Spark made to refund 113,000 customers for unusable wire maintenance service

By on
Spark made to refund 113,000 customers for unusable wire maintenance service

Telco incumbent Spark has refunded around $15 million to nearly 113,000 broadband customers, for wire maintenance service that was unneeded or unusable by them.

The Commerce Commission said Spark has provided it with enforceable undertakings to refund all affected customers, following a complaint received by the regulator in 2020 that resulted in an investigation.

Said to cover the cost of maintenance callouts for common faults affecting customers' on-premises telecommunications wiring, splitters and jack points, Spark charged $4.95 a month for the service unless subscribers opted out of it.

The service may have been of some use to customers with copper-based connections, the Commission said, but not so for wireless and fibre service subscribers.

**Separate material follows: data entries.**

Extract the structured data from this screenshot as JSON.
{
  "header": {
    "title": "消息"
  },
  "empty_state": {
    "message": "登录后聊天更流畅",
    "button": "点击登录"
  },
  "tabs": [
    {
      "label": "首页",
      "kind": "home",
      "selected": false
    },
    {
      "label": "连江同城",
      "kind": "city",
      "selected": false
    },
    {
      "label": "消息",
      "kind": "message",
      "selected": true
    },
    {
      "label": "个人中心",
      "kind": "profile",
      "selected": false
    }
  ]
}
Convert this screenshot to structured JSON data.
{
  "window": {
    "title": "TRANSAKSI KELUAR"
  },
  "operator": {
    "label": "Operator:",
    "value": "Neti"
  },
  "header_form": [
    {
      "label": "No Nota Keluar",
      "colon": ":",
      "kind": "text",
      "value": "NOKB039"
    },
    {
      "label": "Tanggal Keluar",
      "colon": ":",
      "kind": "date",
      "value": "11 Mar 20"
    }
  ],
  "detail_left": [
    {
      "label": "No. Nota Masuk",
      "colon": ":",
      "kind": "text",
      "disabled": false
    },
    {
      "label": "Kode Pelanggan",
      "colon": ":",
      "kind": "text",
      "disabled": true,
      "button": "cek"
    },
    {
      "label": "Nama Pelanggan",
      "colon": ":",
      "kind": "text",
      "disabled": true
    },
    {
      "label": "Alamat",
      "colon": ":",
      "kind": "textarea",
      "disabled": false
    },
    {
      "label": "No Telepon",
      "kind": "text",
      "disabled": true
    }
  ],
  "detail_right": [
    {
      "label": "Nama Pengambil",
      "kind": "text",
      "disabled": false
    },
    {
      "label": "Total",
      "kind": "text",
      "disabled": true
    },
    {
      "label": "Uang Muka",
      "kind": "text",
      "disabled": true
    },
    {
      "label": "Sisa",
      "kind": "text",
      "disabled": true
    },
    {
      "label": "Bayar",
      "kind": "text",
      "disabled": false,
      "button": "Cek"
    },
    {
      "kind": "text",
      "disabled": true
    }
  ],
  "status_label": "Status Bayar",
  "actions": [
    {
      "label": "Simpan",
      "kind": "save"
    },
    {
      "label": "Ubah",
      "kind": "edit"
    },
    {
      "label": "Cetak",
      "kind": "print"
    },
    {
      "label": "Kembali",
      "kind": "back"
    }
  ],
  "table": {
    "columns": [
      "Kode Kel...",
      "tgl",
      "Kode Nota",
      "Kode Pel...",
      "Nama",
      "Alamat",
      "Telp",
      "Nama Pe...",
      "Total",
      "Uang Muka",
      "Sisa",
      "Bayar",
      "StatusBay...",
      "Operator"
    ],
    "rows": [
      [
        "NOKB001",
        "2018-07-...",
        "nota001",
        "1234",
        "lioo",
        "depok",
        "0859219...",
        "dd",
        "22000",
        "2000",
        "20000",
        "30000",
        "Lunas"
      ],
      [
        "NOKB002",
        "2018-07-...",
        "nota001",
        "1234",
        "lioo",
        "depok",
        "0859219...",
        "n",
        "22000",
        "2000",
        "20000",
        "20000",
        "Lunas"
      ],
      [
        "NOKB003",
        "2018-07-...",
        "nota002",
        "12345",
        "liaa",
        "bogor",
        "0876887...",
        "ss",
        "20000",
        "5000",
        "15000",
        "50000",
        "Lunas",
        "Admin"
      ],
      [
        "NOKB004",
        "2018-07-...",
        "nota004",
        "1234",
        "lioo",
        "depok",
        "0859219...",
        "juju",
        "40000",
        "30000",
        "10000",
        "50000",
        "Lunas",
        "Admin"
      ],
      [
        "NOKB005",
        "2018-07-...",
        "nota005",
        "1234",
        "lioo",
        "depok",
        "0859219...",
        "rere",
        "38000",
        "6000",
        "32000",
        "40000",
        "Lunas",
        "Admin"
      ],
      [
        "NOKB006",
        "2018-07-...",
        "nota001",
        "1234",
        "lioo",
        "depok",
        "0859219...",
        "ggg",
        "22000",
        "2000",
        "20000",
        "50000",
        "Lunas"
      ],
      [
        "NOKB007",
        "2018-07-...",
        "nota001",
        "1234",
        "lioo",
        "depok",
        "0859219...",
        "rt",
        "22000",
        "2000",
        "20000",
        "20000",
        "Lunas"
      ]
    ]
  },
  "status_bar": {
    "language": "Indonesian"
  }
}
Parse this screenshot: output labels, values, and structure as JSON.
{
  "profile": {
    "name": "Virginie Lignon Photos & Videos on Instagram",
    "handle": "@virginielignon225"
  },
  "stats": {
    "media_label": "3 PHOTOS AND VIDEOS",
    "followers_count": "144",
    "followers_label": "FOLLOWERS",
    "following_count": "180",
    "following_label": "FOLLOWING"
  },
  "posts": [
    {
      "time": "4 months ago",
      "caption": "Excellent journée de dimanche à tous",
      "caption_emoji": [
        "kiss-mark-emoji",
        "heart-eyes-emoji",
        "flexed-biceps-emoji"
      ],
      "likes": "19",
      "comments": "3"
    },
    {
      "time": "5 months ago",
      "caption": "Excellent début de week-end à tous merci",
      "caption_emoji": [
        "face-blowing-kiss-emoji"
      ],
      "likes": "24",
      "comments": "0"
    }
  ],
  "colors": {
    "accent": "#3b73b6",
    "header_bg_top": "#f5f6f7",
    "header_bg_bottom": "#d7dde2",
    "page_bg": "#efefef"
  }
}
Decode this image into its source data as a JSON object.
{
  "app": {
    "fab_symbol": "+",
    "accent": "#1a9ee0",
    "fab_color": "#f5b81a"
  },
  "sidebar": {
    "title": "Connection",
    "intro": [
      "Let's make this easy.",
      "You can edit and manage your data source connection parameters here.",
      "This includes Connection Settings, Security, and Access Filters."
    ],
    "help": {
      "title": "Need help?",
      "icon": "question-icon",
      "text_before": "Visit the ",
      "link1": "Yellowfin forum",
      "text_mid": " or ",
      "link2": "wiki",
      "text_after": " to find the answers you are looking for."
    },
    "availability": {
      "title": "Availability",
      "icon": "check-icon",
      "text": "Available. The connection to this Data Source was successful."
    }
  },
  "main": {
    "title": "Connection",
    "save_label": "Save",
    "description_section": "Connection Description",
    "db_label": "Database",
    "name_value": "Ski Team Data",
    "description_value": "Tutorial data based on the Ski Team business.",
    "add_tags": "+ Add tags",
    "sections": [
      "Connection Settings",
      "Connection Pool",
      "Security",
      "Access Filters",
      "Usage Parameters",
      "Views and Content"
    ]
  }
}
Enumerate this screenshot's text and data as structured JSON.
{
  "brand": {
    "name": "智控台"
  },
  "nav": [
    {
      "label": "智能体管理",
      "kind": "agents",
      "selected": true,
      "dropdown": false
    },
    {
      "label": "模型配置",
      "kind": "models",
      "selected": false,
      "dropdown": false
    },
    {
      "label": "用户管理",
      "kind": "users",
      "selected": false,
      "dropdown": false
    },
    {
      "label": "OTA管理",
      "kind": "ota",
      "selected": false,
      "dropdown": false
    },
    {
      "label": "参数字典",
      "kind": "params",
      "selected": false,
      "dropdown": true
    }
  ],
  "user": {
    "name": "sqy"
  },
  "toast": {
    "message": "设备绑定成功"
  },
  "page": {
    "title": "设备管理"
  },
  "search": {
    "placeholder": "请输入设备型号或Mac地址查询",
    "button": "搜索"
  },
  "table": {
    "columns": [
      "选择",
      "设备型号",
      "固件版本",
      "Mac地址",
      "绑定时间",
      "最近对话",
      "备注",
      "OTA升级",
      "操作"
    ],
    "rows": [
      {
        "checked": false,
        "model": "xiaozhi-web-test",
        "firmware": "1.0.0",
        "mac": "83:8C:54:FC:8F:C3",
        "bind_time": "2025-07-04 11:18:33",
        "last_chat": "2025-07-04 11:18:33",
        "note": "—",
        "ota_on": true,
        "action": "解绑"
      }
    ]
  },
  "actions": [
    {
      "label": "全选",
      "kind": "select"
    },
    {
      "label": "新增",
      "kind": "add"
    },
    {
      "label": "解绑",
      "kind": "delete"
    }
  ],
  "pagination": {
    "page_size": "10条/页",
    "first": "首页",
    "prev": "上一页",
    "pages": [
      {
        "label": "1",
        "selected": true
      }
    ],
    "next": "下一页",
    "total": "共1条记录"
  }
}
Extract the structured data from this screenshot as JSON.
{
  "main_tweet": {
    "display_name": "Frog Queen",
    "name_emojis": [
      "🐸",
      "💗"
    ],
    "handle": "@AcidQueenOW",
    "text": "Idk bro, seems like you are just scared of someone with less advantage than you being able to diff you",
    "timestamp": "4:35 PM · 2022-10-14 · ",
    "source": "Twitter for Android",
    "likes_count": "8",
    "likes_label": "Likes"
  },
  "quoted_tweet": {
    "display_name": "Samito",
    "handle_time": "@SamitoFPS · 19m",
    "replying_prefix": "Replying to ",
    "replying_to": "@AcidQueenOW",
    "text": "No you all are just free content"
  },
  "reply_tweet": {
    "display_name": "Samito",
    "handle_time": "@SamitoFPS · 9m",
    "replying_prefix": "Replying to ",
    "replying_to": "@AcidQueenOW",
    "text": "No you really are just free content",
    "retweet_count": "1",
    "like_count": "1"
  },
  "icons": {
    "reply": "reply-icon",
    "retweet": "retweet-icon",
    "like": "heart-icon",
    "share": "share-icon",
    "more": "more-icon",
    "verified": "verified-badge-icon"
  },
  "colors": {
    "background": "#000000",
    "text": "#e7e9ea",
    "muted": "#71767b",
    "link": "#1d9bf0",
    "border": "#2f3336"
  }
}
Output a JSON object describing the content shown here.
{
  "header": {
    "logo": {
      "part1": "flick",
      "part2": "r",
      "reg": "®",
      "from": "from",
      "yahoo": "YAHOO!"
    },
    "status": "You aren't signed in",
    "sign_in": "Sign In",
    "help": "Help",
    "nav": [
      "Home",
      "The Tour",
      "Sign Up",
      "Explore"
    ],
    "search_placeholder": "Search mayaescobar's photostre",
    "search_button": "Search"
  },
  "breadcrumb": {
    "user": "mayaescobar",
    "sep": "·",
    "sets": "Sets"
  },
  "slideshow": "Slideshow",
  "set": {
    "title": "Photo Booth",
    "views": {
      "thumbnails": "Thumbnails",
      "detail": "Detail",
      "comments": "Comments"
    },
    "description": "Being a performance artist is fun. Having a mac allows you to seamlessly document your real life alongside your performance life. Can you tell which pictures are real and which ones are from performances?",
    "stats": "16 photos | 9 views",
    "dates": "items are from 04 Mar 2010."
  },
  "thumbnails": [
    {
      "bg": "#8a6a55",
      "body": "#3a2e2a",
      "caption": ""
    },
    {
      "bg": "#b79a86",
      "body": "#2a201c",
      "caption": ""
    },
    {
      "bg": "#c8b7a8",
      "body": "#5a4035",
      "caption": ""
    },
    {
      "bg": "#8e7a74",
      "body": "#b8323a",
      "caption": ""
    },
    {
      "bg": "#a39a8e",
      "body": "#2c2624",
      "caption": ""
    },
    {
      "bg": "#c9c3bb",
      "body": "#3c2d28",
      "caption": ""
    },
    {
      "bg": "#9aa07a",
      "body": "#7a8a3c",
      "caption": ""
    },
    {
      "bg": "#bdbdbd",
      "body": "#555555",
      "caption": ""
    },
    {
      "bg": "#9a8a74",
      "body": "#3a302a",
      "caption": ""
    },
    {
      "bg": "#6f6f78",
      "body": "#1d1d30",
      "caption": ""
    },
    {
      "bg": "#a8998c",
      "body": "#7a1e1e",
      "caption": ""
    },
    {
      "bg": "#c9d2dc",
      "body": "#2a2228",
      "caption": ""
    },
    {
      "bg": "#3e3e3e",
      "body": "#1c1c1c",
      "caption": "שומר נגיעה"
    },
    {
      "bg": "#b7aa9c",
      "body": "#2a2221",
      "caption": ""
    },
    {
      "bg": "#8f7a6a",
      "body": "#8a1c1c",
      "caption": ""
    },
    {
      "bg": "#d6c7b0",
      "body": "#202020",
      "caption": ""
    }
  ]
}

Spark charged over 400 wireless broadband customers the wireless maintenance service fee, and some 112,600 fibre subscribers, even though most would not need it.

In the process, the telco collected roughly $15.7 million between 2014 and early 2021, the Commission said.

Chair of the Commission Anna Rawlings said Spark's conduct likely breached the Fair Trading Act by creating an impression on the telco's website that the wire maintenance service was suitable for all connection types, when it was not.

Spark also made misleading representations through customer invoicing for the service, which would be of no use or benefit to them.

“Customers must be able to rely on information businesses provide to them when they are buying, contracting or being invoiced for services,” Rawlings said.

“Businesses should not be charging customers for services that they don’t need or have no use for, or services that they cannot practically benefit from. If extra services or costs are charged, businesses must ensure that information about them is clearly disclosed to customers and is accurate, complete and easy to understand,” she added.

Spark has stopped selling the service, and is in the process of voluntarily refunding customers for the fees it charged.

Almost 5,000 customers are still to claim the refund, with 1233 subscribers each eligible to receiver over $100.

The Commission said Spark has been investigated a number of times for potential breaches of the Fair Trading Act since 2017.

Got a news tip for our journalists? Share it with us anonymously here.
© CRN New Zealand

Most Read Articles